Charts of the Week

Charts of the Week

Charts of the week from 11 to 15 September 2023: manufacturing activities, activity in construction, current account of the balance of payments and electricity consumption by consumption group

In July, the decline in manufacturing output was most pronounced in recent months. The year-on-year decline in production in the first seven months was the sharpest in energy-intensive industries, while growth was recorded only in the more technology-intensive industries. The further contraction in production is indicated by the year-on-year decline in electricity consumption in industry, which intensified in August. Despite a decline in July, year-on-year growth in the value of construction work put in place remained strong in all three segments covered by the construction statistics, with the strongest growth in specialised construction. The current account surplus increased further in July, mainly due to the goods surplus. 

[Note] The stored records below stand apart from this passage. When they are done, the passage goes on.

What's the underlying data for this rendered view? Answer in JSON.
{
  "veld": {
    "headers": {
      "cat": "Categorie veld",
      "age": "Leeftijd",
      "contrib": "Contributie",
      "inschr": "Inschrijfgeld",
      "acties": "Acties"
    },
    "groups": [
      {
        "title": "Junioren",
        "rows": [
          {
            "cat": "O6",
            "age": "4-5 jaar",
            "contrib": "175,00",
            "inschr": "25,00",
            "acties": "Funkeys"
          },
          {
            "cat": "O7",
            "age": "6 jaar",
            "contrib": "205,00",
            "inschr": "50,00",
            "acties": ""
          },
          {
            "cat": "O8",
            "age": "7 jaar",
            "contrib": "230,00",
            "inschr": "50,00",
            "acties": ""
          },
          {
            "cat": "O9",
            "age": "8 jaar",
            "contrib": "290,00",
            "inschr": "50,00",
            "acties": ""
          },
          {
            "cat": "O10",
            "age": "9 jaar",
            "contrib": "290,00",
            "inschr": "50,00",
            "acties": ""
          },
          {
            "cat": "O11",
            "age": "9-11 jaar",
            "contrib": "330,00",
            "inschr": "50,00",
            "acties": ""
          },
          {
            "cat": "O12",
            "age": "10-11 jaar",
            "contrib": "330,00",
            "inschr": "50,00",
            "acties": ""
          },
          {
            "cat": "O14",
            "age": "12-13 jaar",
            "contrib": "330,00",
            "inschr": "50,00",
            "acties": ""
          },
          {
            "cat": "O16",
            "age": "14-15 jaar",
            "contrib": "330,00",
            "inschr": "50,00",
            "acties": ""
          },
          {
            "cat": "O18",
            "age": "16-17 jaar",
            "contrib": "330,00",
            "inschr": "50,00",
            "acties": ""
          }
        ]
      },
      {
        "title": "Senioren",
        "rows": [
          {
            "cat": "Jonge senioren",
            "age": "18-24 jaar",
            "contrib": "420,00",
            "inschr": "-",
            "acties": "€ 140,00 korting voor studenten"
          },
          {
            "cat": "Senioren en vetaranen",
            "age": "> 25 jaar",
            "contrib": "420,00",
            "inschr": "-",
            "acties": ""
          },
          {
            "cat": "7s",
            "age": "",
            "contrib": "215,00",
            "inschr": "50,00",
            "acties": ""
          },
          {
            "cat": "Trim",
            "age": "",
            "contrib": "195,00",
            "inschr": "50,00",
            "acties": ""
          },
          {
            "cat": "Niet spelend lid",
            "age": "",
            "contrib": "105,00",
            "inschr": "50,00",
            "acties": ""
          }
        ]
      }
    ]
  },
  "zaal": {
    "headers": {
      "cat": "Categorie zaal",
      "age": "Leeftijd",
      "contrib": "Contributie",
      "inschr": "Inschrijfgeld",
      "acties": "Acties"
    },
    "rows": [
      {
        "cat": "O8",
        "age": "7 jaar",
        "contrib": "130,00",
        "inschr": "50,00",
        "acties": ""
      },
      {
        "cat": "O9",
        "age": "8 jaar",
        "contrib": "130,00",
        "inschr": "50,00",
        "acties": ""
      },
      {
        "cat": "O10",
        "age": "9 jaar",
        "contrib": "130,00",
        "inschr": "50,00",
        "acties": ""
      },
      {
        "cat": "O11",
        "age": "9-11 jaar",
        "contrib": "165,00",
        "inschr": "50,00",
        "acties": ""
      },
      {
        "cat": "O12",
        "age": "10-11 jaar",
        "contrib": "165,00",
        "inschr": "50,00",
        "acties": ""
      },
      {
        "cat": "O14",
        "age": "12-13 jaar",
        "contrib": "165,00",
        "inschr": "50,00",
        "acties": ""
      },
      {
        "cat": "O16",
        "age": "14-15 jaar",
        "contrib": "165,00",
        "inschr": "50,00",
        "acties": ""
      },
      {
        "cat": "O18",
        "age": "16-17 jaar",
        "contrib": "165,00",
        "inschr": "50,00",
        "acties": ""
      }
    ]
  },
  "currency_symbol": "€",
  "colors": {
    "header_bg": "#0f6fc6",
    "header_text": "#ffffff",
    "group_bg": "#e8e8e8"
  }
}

After declining in the second quarter, manufacturing output also contracted in July. In recent months, the decline has been more pronounced in medium-low-technology industries, which are more energy-intensive and mainly produce intermediate goods, mostly for export. The decline in the production in medium-high and low technology industries also continued in July. After rising in previous months, production in high-technology industries also declined. Compared to the first seven months of last year, production was 2.4% lower than a year ago. In all more technology-intensive industries (manufacture of pharmaceuticals and ICT equipment, manufacture of electrical equipment, manufacture of machinery and equipment n.e.c., and manufacture of motor vehicles and other transport equipment) it was higher than a year ago, with the exception of the energy-intensive chemical industry, where the year-on-year decline was the largest (-22.9%). The second largest decline was recorded in the paper industry (-17.5%), which is also energy-intensive, and production was also lower than a year ago in most other, less technology-intensive industries.


According to data on the value of construction work put in place, construction activity fell in July although it remained significantly higher than last year. After high growth in the value of construction work at the beginning of the year, activity fluctuated around the level reached in the following months. In the first seven months of this year, it was 23% higher year-on-year. In this comparison, activity was higher in all three segments covered by the statistics: most markedly in specialised construction (up 38%), followed by civil engineering and building construction (up 20% and 17% respectively). 
Some other data, however, point to much lower growth in construction activity. According to VAT data, the activity of construction companies in the first seven months was 11% higher than last year. Based on data on the value of construction put in place, the difference in the growth of this activity was 12 p.p.

The current account surplus increased further in July. In the last 12 months it amounted to EUR 2.1 billion, compared to a deficit of EUR 151.9 million in the previous 12-month period. The main contributor to this change was the goods trade balance (the annual trade deficit has been declining since February this year), as imports of goods declined amid weak export growth. The surplus in trade in services also increased, especially in trade in travel and transportation services, but also in trade in other services – especially construction services, but also in higher value-added services (telecommunications, computer and information services, research and development services, and financial services). The primary income deficit was higher year-on-year mainly because the income of foreign workers in Slovenia increased more than that of Slovenian workers abroad. Net outflows of income from equity capital (dividends and profits) were also higher.


In August, electricity consumption in the distribution network was lower year-on-year in all consumption groups. Industrial consumption fell by 12% year-on-year, slightly more than in the previous months. The decline deepened also due to the floods and their impact on the production processes of some companies. The year-on-year decline in consumption was also somewhat more pronounced among small business consumers (2.8%). For households, the year-on-year decline (0.5%) was lower than in previous months, which could also be related to higher electricity consumption due to the drying of properties after the floods.